As revealed earlier in the month, later this week HarperCollins launches Killer Reads – its new digital crime imprint – with a week of open submission. Any aspiring authors who need one final nudge to submit their manuscripts may be heartened by the news that this week also brings details of the result of an earlier call for submissions from the publisher: HarperCollins’ sci-fi and horror imprint Harper Voyager accepted unagented submissions for a fortnight in October 2012 – the first time it had done so in nearly a decade – and has now announced plans to publish 15 novels discovered as part of that initiative.
HarperCollins is extending its Killer Reads web presence – a promotional tool and online community for its crime titles since 2009 – into a digital-first crime and thriller imprint, and the publisher has revealed that it will launch the list with titles discovered via open submission. For one week only between 29 August and 4 September, the label will accept all the manuscripts the crime writers of the world can throw at it regardless of whether or not they have agents. After its launch Killer Reads hopes to put out one or two digital titles a month, so the search for new authors is presumably a method of shoring up its backlog in order to sustain that model. It follows a similar move from HarperCollins’ speculative fiction imprint, Harper Voyager, in 2012.
As if a piddling thing like dying last year is any kind of obstacle to a man of his stature – new material is forthcoming from the mighty Elmore Leonard in 2015. Well, ‘new’ – Weidenfeld & Nicolson is set to publish a single volume containing 15 of Leonard’s previously unavailable short stories dating from his tenure as a copywriter at a Detroit ad agency in the 1950s, around the time he first started writing novels and before he was earning enough to support himself from that latter pursuit. HarperCollins holds the US rights to the volume.

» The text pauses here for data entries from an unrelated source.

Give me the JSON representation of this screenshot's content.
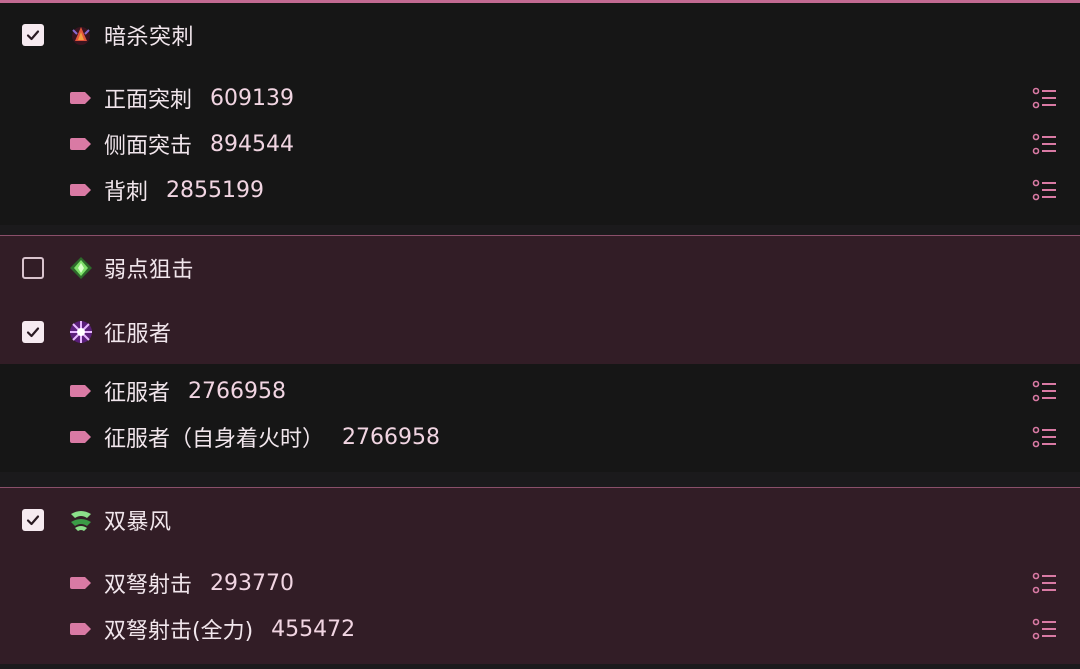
{
  "colors": {
    "accent": "#c26a92",
    "checkbox_fill": "#f6eaf0",
    "dark_bg": "#161616",
    "mauve_bg": "#321d26"
  },
  "groups": [
    {
      "title": "暗杀突刺",
      "checked": true,
      "icon": "assassin-thrust-icon",
      "skills": [
        {
          "name": "正面突刺",
          "value": "609139"
        },
        {
          "name": "侧面突击",
          "value": "894544"
        },
        {
          "name": "背刺",
          "value": "2855199"
        }
      ]
    },
    {
      "title": "弱点狙击",
      "checked": false,
      "icon": "weakpoint-snipe-icon",
      "skills": []
    },
    {
      "title": "征服者",
      "checked": true,
      "icon": "conqueror-icon",
      "skills": [
        {
          "name": "征服者",
          "value": "2766958"
        },
        {
          "name": "征服者（自身着火时）",
          "value": "2766958"
        }
      ]
    },
    {
      "title": "双暴风",
      "checked": true,
      "icon": "twin-storm-icon",
      "skills": [
        {
          "name": "双弩射击",
          "value": "293770"
        },
        {
          "name": "双弩射击(全力)",
          "value": "455472"
        }
      ]
    }
  ]
}
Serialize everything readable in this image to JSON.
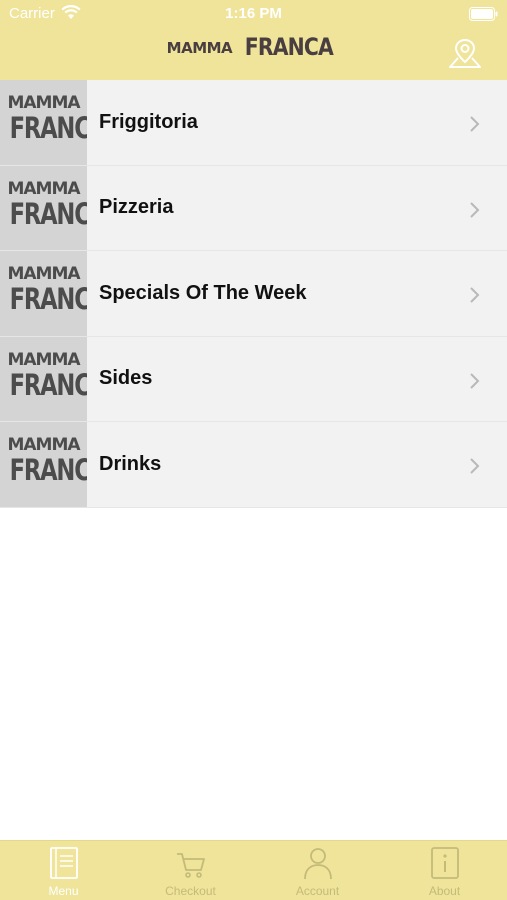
{
  "status_bar": {
    "carrier": "Carrier",
    "time": "1:16 PM"
  },
  "header": {
    "logo_small": "MAMMA",
    "logo_big": "FRANCA",
    "location_icon": "map-pin-icon"
  },
  "thumbnail_logo": {
    "small": "MAMMA",
    "big": "FRANCA"
  },
  "menu": {
    "items": [
      {
        "label": "Friggitoria"
      },
      {
        "label": "Pizzeria"
      },
      {
        "label": "Specials Of The Week"
      },
      {
        "label": "Sides"
      },
      {
        "label": "Drinks"
      }
    ]
  },
  "tab_bar": {
    "tabs": [
      {
        "label": "Menu",
        "icon": "book-icon",
        "active": true
      },
      {
        "label": "Checkout",
        "icon": "cart-icon",
        "active": false
      },
      {
        "label": "Account",
        "icon": "person-icon",
        "active": false
      },
      {
        "label": "About",
        "icon": "info-icon",
        "active": false
      }
    ]
  },
  "colors": {
    "bar_yellow": "#efe499",
    "thumb_gray": "#d4d4d4",
    "row_bg": "#f2f2f2",
    "logo_brown": "#4a3f40",
    "tab_inactive": "#c4bb7a"
  }
}
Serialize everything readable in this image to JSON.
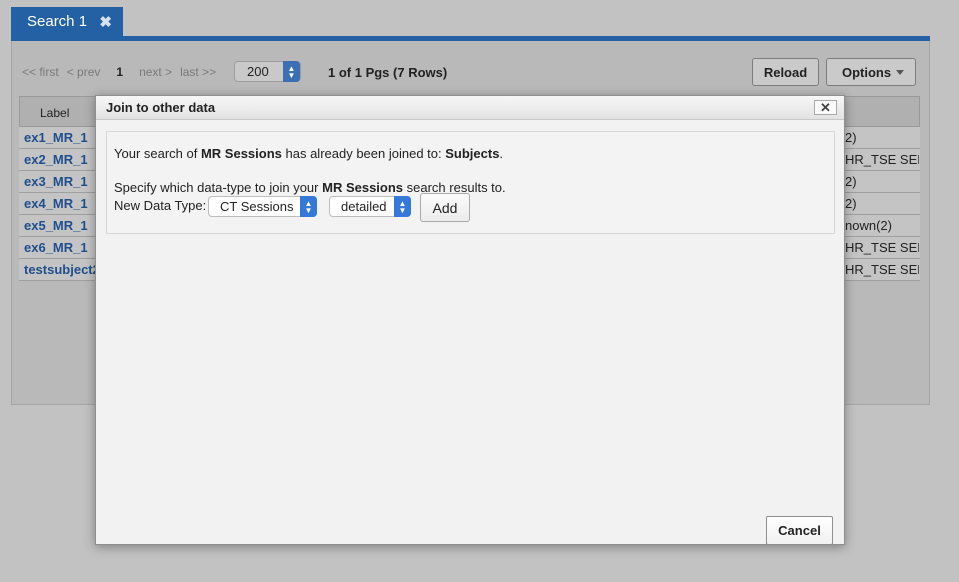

Not long to go until our face-to-face meetings at London publishing events are replaced by virtual meet-ups. Where the familiarity of shaking someone’s hand is replaced by the opening of a Webcam.
This idea is just evolving. In June 2014, HarperCollins hosted its first ever virtual Romance Festival. If you were lucky enough to take part you’ll know that it was attended by several of the biggest authors in the world, as well as a number of industry experts.
Sam Missingham, Head of Events at HarperCollins, who organised the festival is kindly presenting it as a case study at a new London Publishing Event – BookMachine London on 22nd July. It was the first publisher-agnostic virtual event organised by a publisher ever, and we are chuffed that Sam will be joining us to present and answer questions about the London Publishing event.
We would really like to thank Inspired Selection for sponsoring this event. Inspired Selection is a specialist recruitment consultancy dedicated to serving the publishing industry, across all markets, both in traditional print and digital media. The Inspired Selection team will also be attending BookMachine London on 22nd July.
On the occasion of her 88th birthday, HarperCollins has announced that it will finally release an authorised digital edition of Harper (no relation) Lee’s Pulitzer Prize-winning novel To Kill a Mockingbird on 8 July, 54 years after the book’s initial publication. A long-time holdout against the transition to digital, Lee acknowledged the changing times in a statement through her publisher (newsworthy in and of itself, so infrequently does she make public utterances), saying: ‘I’m still old-fashioned. I love dusty old books and libraries. I am amazed and humbled that ‘Mockingbird’ has survived this long. This is ‘Mockingbird’ for a new generation.’